After the High Court’s decision to strike down ACT same-sex marriage laws, attention has now shifted back to federal parliament.

Legislation to allow gay marriage was voted down in the last parliament, with then opposition leader Tony Abbott refusing to allow his party a conscience vote.

But Mr Turnbull, a supporter of gay marriage, says that could if change if the issue is revisited in the next three years.

“I think it is likely that we will (have a free vote), but as Tony Abbott has said, it is a decision for the party room, not for him,” he told Sky News on Sunday.

“If a free vote is allowed I will certainly vote in favour of a marriage equality bill.”

Mr Turnbull said it was too early to predict whether the new parliament would back same-sex marriage legislation but Australia appeared to be lagging behind other countries.

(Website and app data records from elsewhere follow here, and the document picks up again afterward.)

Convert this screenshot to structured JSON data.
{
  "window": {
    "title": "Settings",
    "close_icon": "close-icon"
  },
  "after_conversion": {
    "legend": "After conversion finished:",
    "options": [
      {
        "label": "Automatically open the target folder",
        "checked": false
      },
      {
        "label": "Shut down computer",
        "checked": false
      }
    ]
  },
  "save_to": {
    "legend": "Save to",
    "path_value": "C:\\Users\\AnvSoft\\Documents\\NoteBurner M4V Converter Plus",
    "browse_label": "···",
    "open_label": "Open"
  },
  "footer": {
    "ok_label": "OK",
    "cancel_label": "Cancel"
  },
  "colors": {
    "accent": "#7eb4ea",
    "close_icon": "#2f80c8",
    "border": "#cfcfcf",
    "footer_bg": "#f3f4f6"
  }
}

The big change was not the composition of parliament, he said, but the international “context” in which New Zealand, Canada, South Africa and parts of the United States and the UK had legalised gay marriage.

“If you think about the countries that we are culturally closest to, they are the big English-speaking democracies,” Mr Turnbull said.

“So people of the same sex can get married in Auckland and Wellington, Toronto and Ottawa and Vancouver, in New York and Los Angeles, and Baltimore, in Cape Town, but not Australia.

“It does start to look as if we’re the ones out of step.”

Despite his support for gay marriage, the eastern Sydney MP said he would not co-sponsor a bill with Tanya Plibersek, as requested by the deputy Labor leader.

“I can’t co-sponsor a private member’s bill because I’m a member of the cabinet,” he said.